Bandung to Jakarta, Indonesia
After catching another overnight train, I arrived to Jakarta Kota (city) station and made my way to the hostel where I was advised to not use the tap water because of it’s high saline content due to proximity to the ocean, but I was skeptical. So immediately after waking, I headed out to look for nearby hostels and compare the water, then arranged to change lodgings because their water did not taste salty. Then I explored the numerous attractions near the station from Bank Mandiri museum to Bank of Indonesia museum, where I pieced together the history of fiscal mismanagement due to domestic and civil wars which lead to inflationary policies and today’s 14,000:1 IDR to USD exchange rate (note: the museums didn’t explicitly state these things).
At the center of downtown is Fatahillah square surrounded by Fatahillah Museum, Seni Rupa dan Keramik museum (guarded by an Indonesian Obama look-alike), Kantor post office, and Wayang Museum filled with Indonesian and worldwide shadow puppets, but sadly the shadow puppet shows season had recently ended. The “guide” that greeted me was quite animated and made some unusual comments, but I wasn’t able to escape him until I finally refused to pay him a tip because I knew many of his facts were misleading or wrong.
With insufficient time to hop on the free bus 46, I opted to head further north toward the Dutch Drawbridge, VOC Galangan, the Maritime museum up to the docks then turned around before it got too dark and knowing that I would get another chance to return with a free walking tour.

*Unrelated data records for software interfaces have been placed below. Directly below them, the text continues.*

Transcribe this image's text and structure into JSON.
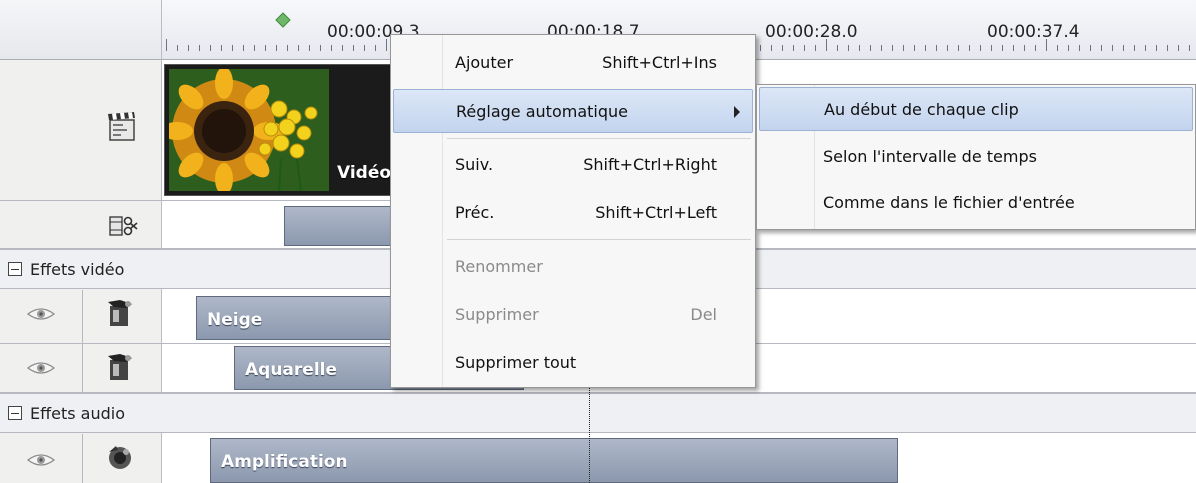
{
  "ruler": {
    "time_labels": [
      "00:00:09.3",
      "00:00:18.7",
      "00:00:28.0",
      "00:00:37.4"
    ]
  },
  "sections": {
    "video_effects": "Effets vidéo",
    "audio_effects": "Effets audio"
  },
  "clips": {
    "video_clip": "Vidéo",
    "effect_1": "Neige",
    "effect_2": "Aquarelle",
    "audio_effect": "Amplification"
  },
  "context_menu": {
    "items": [
      {
        "label": "Ajouter",
        "shortcut": "Shift+Ctrl+Ins",
        "enabled": true
      },
      {
        "label": "Réglage automatique",
        "shortcut": "",
        "enabled": true,
        "submenu": true,
        "highlighted": true
      },
      {
        "label": "Suiv.",
        "shortcut": "Shift+Ctrl+Right",
        "enabled": true
      },
      {
        "label": "Préc.",
        "shortcut": "Shift+Ctrl+Left",
        "enabled": true
      },
      {
        "label": "Renommer",
        "shortcut": "",
        "enabled": false
      },
      {
        "label": "Supprimer",
        "shortcut": "Del",
        "enabled": false
      },
      {
        "label": "Supprimer tout",
        "shortcut": "",
        "enabled": true
      }
    ]
  },
  "submenu": {
    "items": [
      {
        "label": "Au début de chaque clip",
        "highlighted": true
      },
      {
        "label": "Selon l'intervalle de temps",
        "highlighted": false
      },
      {
        "label": "Comme dans le fichier d'entrée",
        "highlighted": false
      }
    ]
  },
  "colors": {
    "clip_fill": "#9aa5b9",
    "menu_highlight": "#c9d8ef",
    "panel_bg": "#f0f0ee",
    "marker_green": "#6fb86a"
  },
  "icons": [
    "clapperboard-icon",
    "scissors-film-icon",
    "eye-icon",
    "effect-icon",
    "audio-effect-icon",
    "collapse-icon",
    "submenu-arrow-icon",
    "playhead-marker-icon"
  ]
}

As I crossed Fatahillah square again, it was packed with locals enjoying the cool evening. Before changing hostels, I told the staff about the US’s Flint water crisis and shared some facts I learned at the Fatahillah museum about Jakarta’s lack of a central sewage system, which I believe means their water is dangerously contaminated by sewage. Then I moved.
An effective way to save money is to avoid buying water. I like to choose hostels with free filtered water or water coolers, but be careful with coolers. I check the new ones next to the cooler to make sure that they’re properly sealed, so I know they contain clean water (similar to what you should do when checking the cap of a new water bottle for proper seal).